» **Task requirements**
Retype, without pictures, the line holding "What's the underlying" and each line below it through the final line.

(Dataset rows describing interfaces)
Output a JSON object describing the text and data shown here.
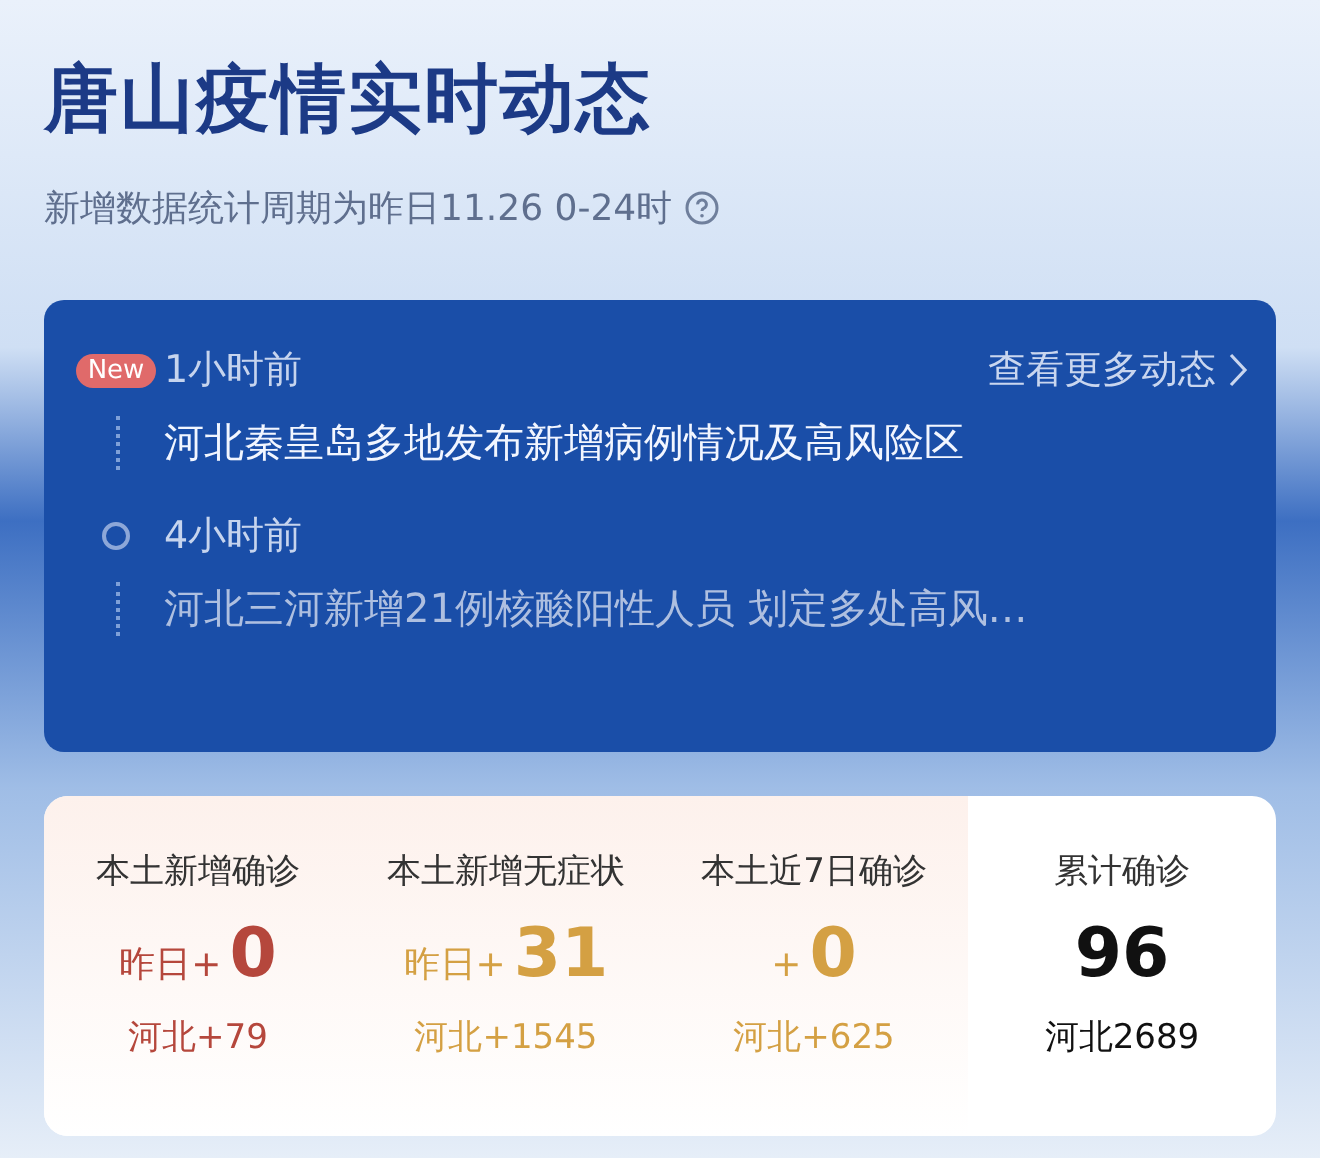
{
  "header": {
    "title": "唐山疫情实时动态",
    "subtitle": "新增数据统计周期为昨日11.26 0-24时"
  },
  "feed": {
    "more_link": "查看更多动态",
    "items": [
      {
        "badge": "New",
        "time": "1小时前",
        "headline": "河北秦皇岛多地发布新增病例情况及高风险区"
      },
      {
        "time": "4小时前",
        "headline": "河北三河新增21例核酸阳性人员 划定多处高风…"
      }
    ]
  },
  "stats": [
    {
      "label": "本土新增确诊",
      "prefix": "昨日+",
      "value": "0",
      "region": "河北+79",
      "color": "#b5473c"
    },
    {
      "label": "本土新增无症状",
      "prefix": "昨日+",
      "value": "31",
      "region": "河北+1545",
      "color": "#d4a043"
    },
    {
      "label": "本土近7日确诊",
      "prefix": "+",
      "value": "0",
      "region": "河北+625",
      "color": "#d4a043"
    },
    {
      "label": "累计确诊",
      "value": "96",
      "region": "河北2689",
      "color": "#111111"
    }
  ]
}
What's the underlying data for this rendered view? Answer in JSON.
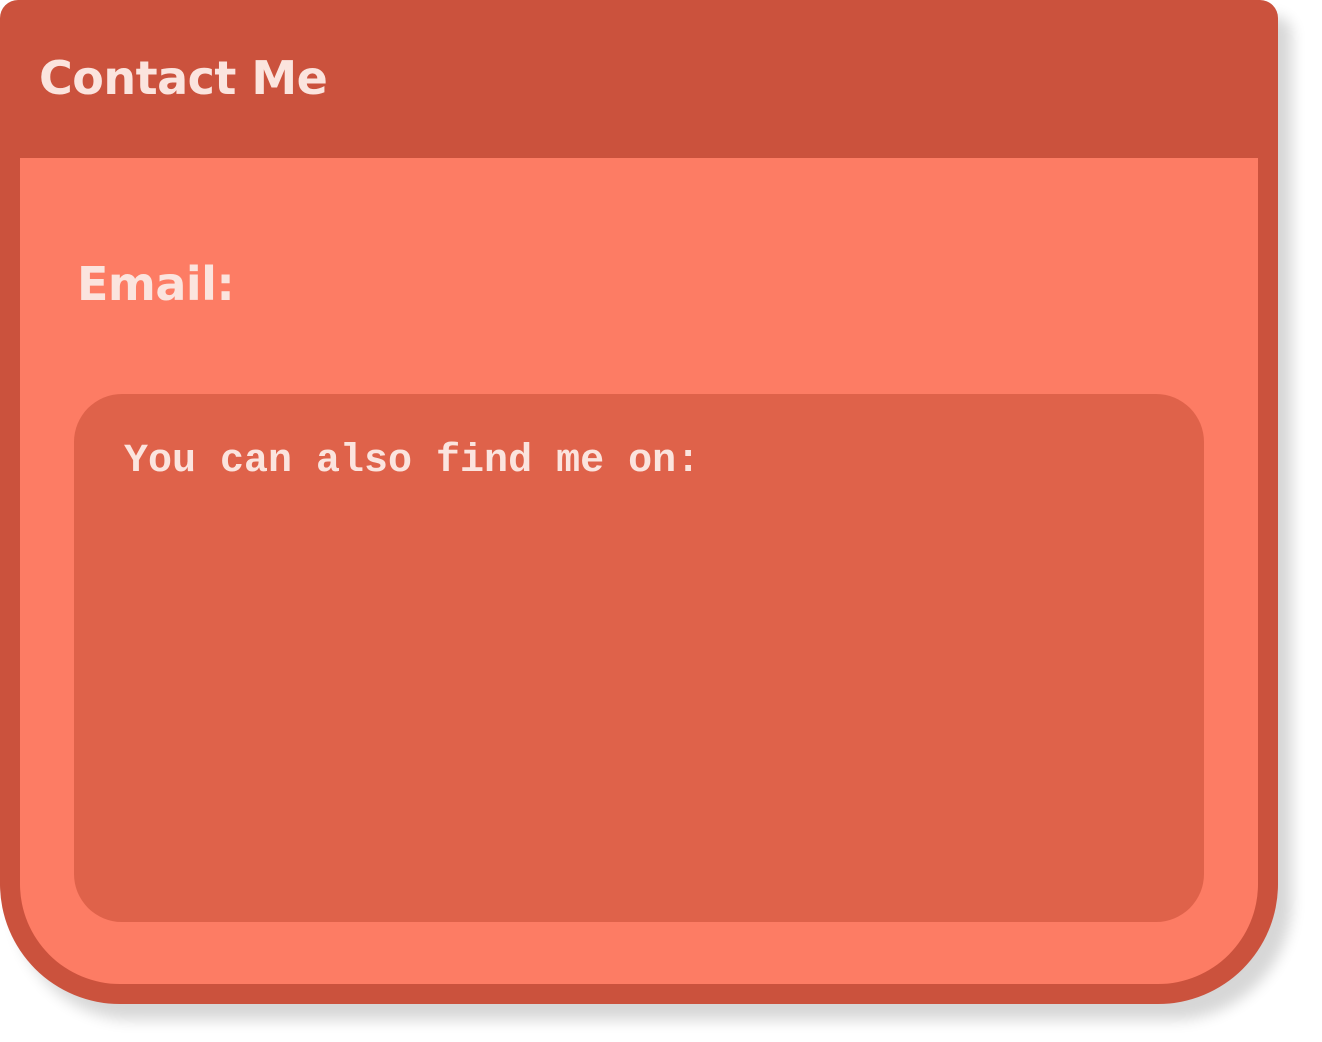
{
  "window": {
    "title": "Contact Me"
  },
  "contact": {
    "email_label": "Email:",
    "social_heading": "You can also find me on:"
  },
  "colors": {
    "frame": "#cb523d",
    "content_bg": "#fd7c64",
    "panel_bg": "#df624a",
    "text": "#fbe4de"
  }
}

» **Completed task**
What's the underlying data for this rendered view? Answer in JSON.
{
  "window": {
    "title": "Contact Me"
  },
  "contact": {
    "email_label": "Email:",
    "social_heading": "You can also find me on:"
  },
  "colors": {
    "frame": "#cb523d",
    "content_bg": "#fd7c64",
    "panel_bg": "#df624a",
    "text": "#fbe4de"
  }
}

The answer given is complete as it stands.